## Your objective
Although the entries contain pictures, the copy should hold only their exact text.

-.-.-

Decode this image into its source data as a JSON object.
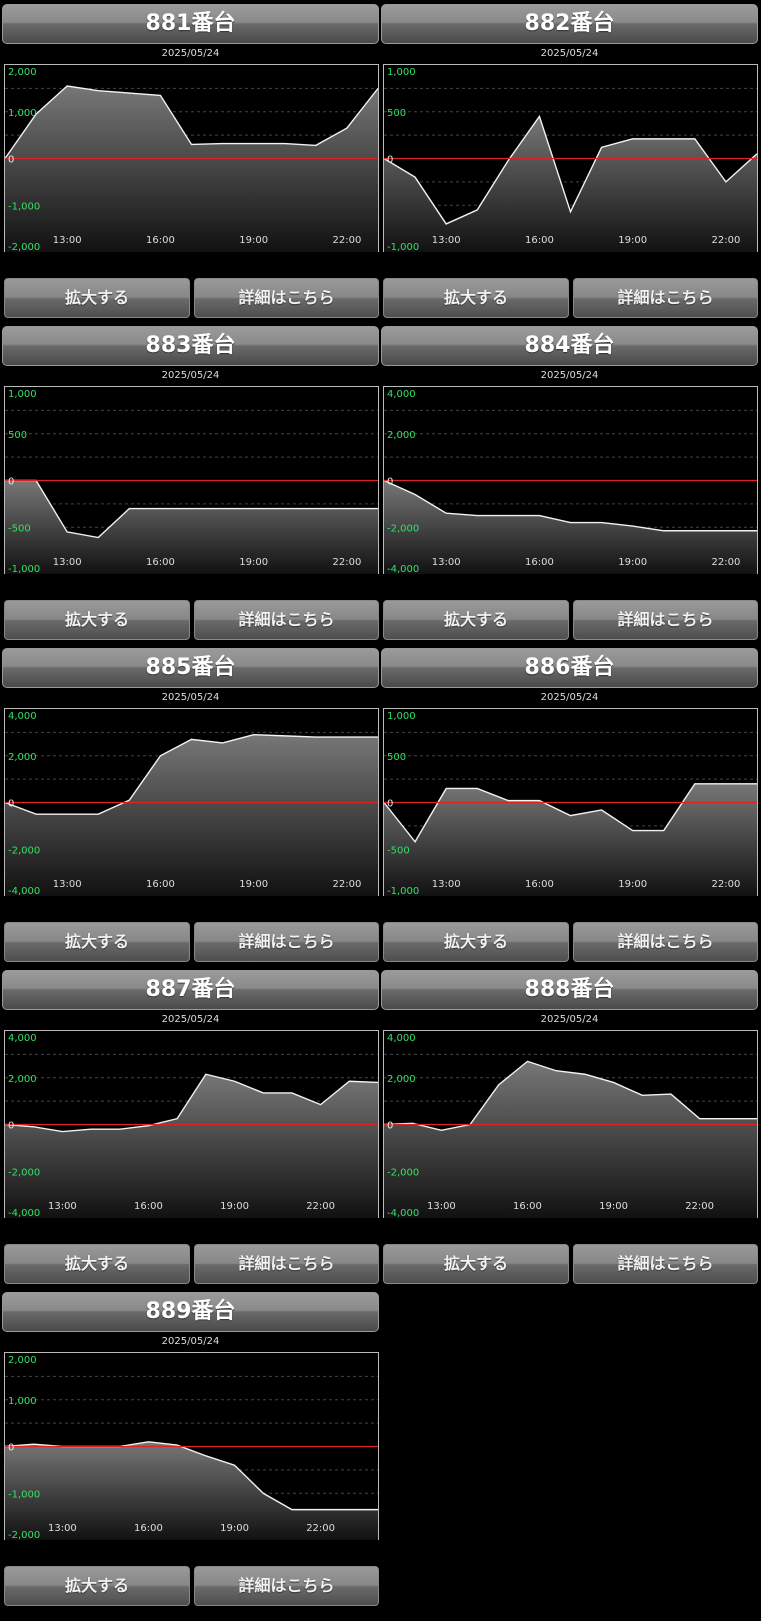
{
  "ui": {
    "zoom_label": "拡大する",
    "detail_label": "詳細はこちら"
  },
  "chart_data": [
    {
      "type": "area",
      "title": "881番台",
      "date": "2025/05/24",
      "x": [
        "11:00",
        "12:00",
        "13:00",
        "14:00",
        "15:00",
        "16:00",
        "17:00",
        "18:00",
        "19:00",
        "20:00",
        "21:00",
        "22:00",
        "23:00"
      ],
      "xticks": [
        "13:00",
        "16:00",
        "19:00",
        "22:00"
      ],
      "ylim": [
        -2000,
        2000
      ],
      "yticks": [
        2000,
        1000,
        0,
        -1000,
        -2000
      ],
      "ytick_labels": [
        "2,000",
        "1,000",
        "0",
        "-1,000",
        "-2,000"
      ],
      "values": [
        0,
        950,
        1550,
        1450,
        1400,
        1350,
        300,
        320,
        320,
        320,
        280,
        650,
        1500
      ]
    },
    {
      "type": "area",
      "title": "882番台",
      "date": "2025/05/24",
      "x": [
        "11:00",
        "12:00",
        "13:00",
        "14:00",
        "15:00",
        "16:00",
        "17:00",
        "18:00",
        "19:00",
        "20:00",
        "21:00",
        "22:00",
        "23:00"
      ],
      "xticks": [
        "13:00",
        "16:00",
        "19:00",
        "22:00"
      ],
      "ylim": [
        -1000,
        1000
      ],
      "yticks": [
        1000,
        500,
        0,
        -1000
      ],
      "ytick_labels": [
        "1,000",
        "500",
        "0",
        "-1,000"
      ],
      "values": [
        0,
        -200,
        -700,
        -550,
        -20,
        450,
        -570,
        120,
        210,
        210,
        210,
        -250,
        50
      ]
    },
    {
      "type": "area",
      "title": "883番台",
      "date": "2025/05/24",
      "x": [
        "11:00",
        "12:00",
        "13:00",
        "14:00",
        "15:00",
        "16:00",
        "17:00",
        "18:00",
        "19:00",
        "20:00",
        "21:00",
        "22:00",
        "23:00"
      ],
      "xticks": [
        "13:00",
        "16:00",
        "19:00",
        "22:00"
      ],
      "ylim": [
        -1000,
        1000
      ],
      "yticks": [
        1000,
        500,
        0,
        -500,
        -1000
      ],
      "ytick_labels": [
        "1,000",
        "500",
        "0",
        "-500",
        "-1,000"
      ],
      "values": [
        0,
        0,
        -550,
        -610,
        -300,
        -300,
        -300,
        -300,
        -300,
        -300,
        -300,
        -300,
        -300
      ]
    },
    {
      "type": "area",
      "title": "884番台",
      "date": "2025/05/24",
      "x": [
        "11:00",
        "12:00",
        "13:00",
        "14:00",
        "15:00",
        "16:00",
        "17:00",
        "18:00",
        "19:00",
        "20:00",
        "21:00",
        "22:00",
        "23:00"
      ],
      "xticks": [
        "13:00",
        "16:00",
        "19:00",
        "22:00"
      ],
      "ylim": [
        -4000,
        4000
      ],
      "yticks": [
        4000,
        2000,
        0,
        -2000,
        -4000
      ],
      "ytick_labels": [
        "4,000",
        "2,000",
        "0",
        "-2,000",
        "-4,000"
      ],
      "values": [
        0,
        -600,
        -1400,
        -1500,
        -1500,
        -1500,
        -1800,
        -1800,
        -1950,
        -2150,
        -2150,
        -2150,
        -2150
      ]
    },
    {
      "type": "area",
      "title": "885番台",
      "date": "2025/05/24",
      "x": [
        "11:00",
        "12:00",
        "13:00",
        "14:00",
        "15:00",
        "16:00",
        "17:00",
        "18:00",
        "19:00",
        "20:00",
        "21:00",
        "22:00",
        "23:00"
      ],
      "xticks": [
        "13:00",
        "16:00",
        "19:00",
        "22:00"
      ],
      "ylim": [
        -4000,
        4000
      ],
      "yticks": [
        4000,
        2000,
        0,
        -2000,
        -4000
      ],
      "ytick_labels": [
        "4,000",
        "2,000",
        "0",
        "-2,000",
        "-4,000"
      ],
      "values": [
        0,
        -500,
        -500,
        -500,
        100,
        2000,
        2700,
        2550,
        2900,
        2850,
        2800,
        2800,
        2800
      ]
    },
    {
      "type": "area",
      "title": "886番台",
      "date": "2025/05/24",
      "x": [
        "11:00",
        "12:00",
        "13:00",
        "14:00",
        "15:00",
        "16:00",
        "17:00",
        "18:00",
        "19:00",
        "20:00",
        "21:00",
        "22:00",
        "23:00"
      ],
      "xticks": [
        "13:00",
        "16:00",
        "19:00",
        "22:00"
      ],
      "ylim": [
        -1000,
        1000
      ],
      "yticks": [
        1000,
        500,
        0,
        -500,
        -1000
      ],
      "ytick_labels": [
        "1,000",
        "500",
        "0",
        "-500",
        "-1,000"
      ],
      "values": [
        0,
        -420,
        150,
        150,
        20,
        20,
        -140,
        -80,
        -300,
        -300,
        200,
        200,
        200
      ]
    },
    {
      "type": "area",
      "title": "887番台",
      "date": "2025/05/24",
      "x": [
        "11:00",
        "12:00",
        "13:00",
        "14:00",
        "15:00",
        "16:00",
        "17:00",
        "18:00",
        "19:00",
        "20:00",
        "21:00",
        "22:00",
        "23:00"
      ],
      "xticks": [
        "13:00",
        "16:00",
        "19:00",
        "22:00"
      ],
      "ylim": [
        -4000,
        4000
      ],
      "yticks": [
        4000,
        2000,
        0,
        -2000,
        -4000
      ],
      "ytick_labels": [
        "4,000",
        "2,000",
        "0",
        "-2,000",
        "-4,000"
      ],
      "values": [
        0,
        -100,
        -300,
        -200,
        -200,
        -50,
        250,
        2150,
        1850,
        1350,
        1350,
        850,
        1850,
        1800
      ]
    },
    {
      "type": "area",
      "title": "888番台",
      "date": "2025/05/24",
      "x": [
        "11:00",
        "12:00",
        "13:00",
        "14:00",
        "15:00",
        "16:00",
        "17:00",
        "18:00",
        "19:00",
        "20:00",
        "21:00",
        "22:00",
        "23:00"
      ],
      "xticks": [
        "13:00",
        "16:00",
        "19:00",
        "22:00"
      ],
      "ylim": [
        -4000,
        4000
      ],
      "yticks": [
        4000,
        2000,
        0,
        -2000,
        -4000
      ],
      "ytick_labels": [
        "4,000",
        "2,000",
        "0",
        "-2,000",
        "-4,000"
      ],
      "values": [
        0,
        50,
        -250,
        0,
        1700,
        2700,
        2300,
        2150,
        1800,
        1250,
        1300,
        250,
        250,
        250
      ]
    },
    {
      "type": "area",
      "title": "889番台",
      "date": "2025/05/24",
      "x": [
        "11:00",
        "12:00",
        "13:00",
        "14:00",
        "15:00",
        "16:00",
        "17:00",
        "18:00",
        "19:00",
        "20:00",
        "21:00",
        "22:00",
        "23:00"
      ],
      "xticks": [
        "13:00",
        "16:00",
        "19:00",
        "22:00"
      ],
      "ylim": [
        -2000,
        2000
      ],
      "yticks": [
        2000,
        1000,
        0,
        -1000,
        -2000
      ],
      "ytick_labels": [
        "2,000",
        "1,000",
        "0",
        "-1,000",
        "-2,000"
      ],
      "values": [
        0,
        50,
        0,
        0,
        0,
        100,
        30,
        -200,
        -400,
        -1000,
        -1350,
        -1350,
        -1350,
        -1350
      ]
    }
  ]
}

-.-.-

## Expected output
Decode this image into its source data as a JSON object.
{
  "ui": {
    "zoom_label": "拡大する",
    "detail_label": "詳細はこちら"
  },
  "chart_data": [
    {
      "type": "area",
      "title": "881番台",
      "date": "2025/05/24",
      "x": [
        "11:00",
        "12:00",
        "13:00",
        "14:00",
        "15:00",
        "16:00",
        "17:00",
        "18:00",
        "19:00",
        "20:00",
        "21:00",
        "22:00",
        "23:00"
      ],
      "xticks": [
        "13:00",
        "16:00",
        "19:00",
        "22:00"
      ],
      "ylim": [
        -2000,
        2000
      ],
      "yticks": [
        2000,
        1000,
        0,
        -1000,
        -2000
      ],
      "ytick_labels": [
        "2,000",
        "1,000",
        "0",
        "-1,000",
        "-2,000"
      ],
      "values": [
        0,
        950,
        1550,
        1450,
        1400,
        1350,
        300,
        320,
        320,
        320,
        280,
        650,
        1500
      ]
    },
    {
      "type": "area",
      "title": "882番台",
      "date": "2025/05/24",
      "x": [
        "11:00",
        "12:00",
        "13:00",
        "14:00",
        "15:00",
        "16:00",
        "17:00",
        "18:00",
        "19:00",
        "20:00",
        "21:00",
        "22:00",
        "23:00"
      ],
      "xticks": [
        "13:00",
        "16:00",
        "19:00",
        "22:00"
      ],
      "ylim": [
        -1000,
        1000
      ],
      "yticks": [
        1000,
        500,
        0,
        -1000
      ],
      "ytick_labels": [
        "1,000",
        "500",
        "0",
        "-1,000"
      ],
      "values": [
        0,
        -200,
        -700,
        -550,
        -20,
        450,
        -570,
        120,
        210,
        210,
        210,
        -250,
        50
      ]
    },
    {
      "type": "area",
      "title": "883番台",
      "date": "2025/05/24",
      "x": [
        "11:00",
        "12:00",
        "13:00",
        "14:00",
        "15:00",
        "16:00",
        "17:00",
        "18:00",
        "19:00",
        "20:00",
        "21:00",
        "22:00",
        "23:00"
      ],
      "xticks": [
        "13:00",
        "16:00",
        "19:00",
        "22:00"
      ],
      "ylim": [
        -1000,
        1000
      ],
      "yticks": [
        1000,
        500,
        0,
        -500,
        -1000
      ],
      "ytick_labels": [
        "1,000",
        "500",
        "0",
        "-500",
        "-1,000"
      ],
      "values": [
        0,
        0,
        -550,
        -610,
        -300,
        -300,
        -300,
        -300,
        -300,
        -300,
        -300,
        -300,
        -300
      ]
    },
    {
      "type": "area",
      "title": "884番台",
      "date": "2025/05/24",
      "x": [
        "11:00",
        "12:00",
        "13:00",
        "14:00",
        "15:00",
        "16:00",
        "17:00",
        "18:00",
        "19:00",
        "20:00",
        "21:00",
        "22:00",
        "23:00"
      ],
      "xticks": [
        "13:00",
        "16:00",
        "19:00",
        "22:00"
      ],
      "ylim": [
        -4000,
        4000
      ],
      "yticks": [
        4000,
        2000,
        0,
        -2000,
        -4000
      ],
      "ytick_labels": [
        "4,000",
        "2,000",
        "0",
        "-2,000",
        "-4,000"
      ],
      "values": [
        0,
        -600,
        -1400,
        -1500,
        -1500,
        -1500,
        -1800,
        -1800,
        -1950,
        -2150,
        -2150,
        -2150,
        -2150
      ]
    },
    {
      "type": "area",
      "title": "885番台",
      "date": "2025/05/24",
      "x": [
        "11:00",
        "12:00",
        "13:00",
        "14:00",
        "15:00",
        "16:00",
        "17:00",
        "18:00",
        "19:00",
        "20:00",
        "21:00",
        "22:00",
        "23:00"
      ],
      "xticks": [
        "13:00",
        "16:00",
        "19:00",
        "22:00"
      ],
      "ylim": [
        -4000,
        4000
      ],
      "yticks": [
        4000,
        2000,
        0,
        -2000,
        -4000
      ],
      "ytick_labels": [
        "4,000",
        "2,000",
        "0",
        "-2,000",
        "-4,000"
      ],
      "values": [
        0,
        -500,
        -500,
        -500,
        100,
        2000,
        2700,
        2550,
        2900,
        2850,
        2800,
        2800,
        2800
      ]
    },
    {
      "type": "area",
      "title": "886番台",
      "date": "2025/05/24",
      "x": [
        "11:00",
        "12:00",
        "13:00",
        "14:00",
        "15:00",
        "16:00",
        "17:00",
        "18:00",
        "19:00",
        "20:00",
        "21:00",
        "22:00",
        "23:00"
      ],
      "xticks": [
        "13:00",
        "16:00",
        "19:00",
        "22:00"
      ],
      "ylim": [
        -1000,
        1000
      ],
      "yticks": [
        1000,
        500,
        0,
        -500,
        -1000
      ],
      "ytick_labels": [
        "1,000",
        "500",
        "0",
        "-500",
        "-1,000"
      ],
      "values": [
        0,
        -420,
        150,
        150,
        20,
        20,
        -140,
        -80,
        -300,
        -300,
        200,
        200,
        200
      ]
    },
    {
      "type": "area",
      "title": "887番台",
      "date": "2025/05/24",
      "x": [
        "11:00",
        "12:00",
        "13:00",
        "14:00",
        "15:00",
        "16:00",
        "17:00",
        "18:00",
        "19:00",
        "20:00",
        "21:00",
        "22:00",
        "23:00"
      ],
      "xticks": [
        "13:00",
        "16:00",
        "19:00",
        "22:00"
      ],
      "ylim": [
        -4000,
        4000
      ],
      "yticks": [
        4000,
        2000,
        0,
        -2000,
        -4000
      ],
      "ytick_labels": [
        "4,000",
        "2,000",
        "0",
        "-2,000",
        "-4,000"
      ],
      "values": [
        0,
        -100,
        -300,
        -200,
        -200,
        -50,
        250,
        2150,
        1850,
        1350,
        1350,
        850,
        1850,
        1800
      ]
    },
    {
      "type": "area",
      "title": "888番台",
      "date": "2025/05/24",
      "x": [
        "11:00",
        "12:00",
        "13:00",
        "14:00",
        "15:00",
        "16:00",
        "17:00",
        "18:00",
        "19:00",
        "20:00",
        "21:00",
        "22:00",
        "23:00"
      ],
      "xticks": [
        "13:00",
        "16:00",
        "19:00",
        "22:00"
      ],
      "ylim": [
        -4000,
        4000
      ],
      "yticks": [
        4000,
        2000,
        0,
        -2000,
        -4000
      ],
      "ytick_labels": [
        "4,000",
        "2,000",
        "0",
        "-2,000",
        "-4,000"
      ],
      "values": [
        0,
        50,
        -250,
        0,
        1700,
        2700,
        2300,
        2150,
        1800,
        1250,
        1300,
        250,
        250,
        250
      ]
    },
    {
      "type": "area",
      "title": "889番台",
      "date": "2025/05/24",
      "x": [
        "11:00",
        "12:00",
        "13:00",
        "14:00",
        "15:00",
        "16:00",
        "17:00",
        "18:00",
        "19:00",
        "20:00",
        "21:00",
        "22:00",
        "23:00"
      ],
      "xticks": [
        "13:00",
        "16:00",
        "19:00",
        "22:00"
      ],
      "ylim": [
        -2000,
        2000
      ],
      "yticks": [
        2000,
        1000,
        0,
        -1000,
        -2000
      ],
      "ytick_labels": [
        "2,000",
        "1,000",
        "0",
        "-1,000",
        "-2,000"
      ],
      "values": [
        0,
        50,
        0,
        0,
        0,
        100,
        30,
        -200,
        -400,
        -1000,
        -1350,
        -1350,
        -1350,
        -1350
      ]
    }
  ]
}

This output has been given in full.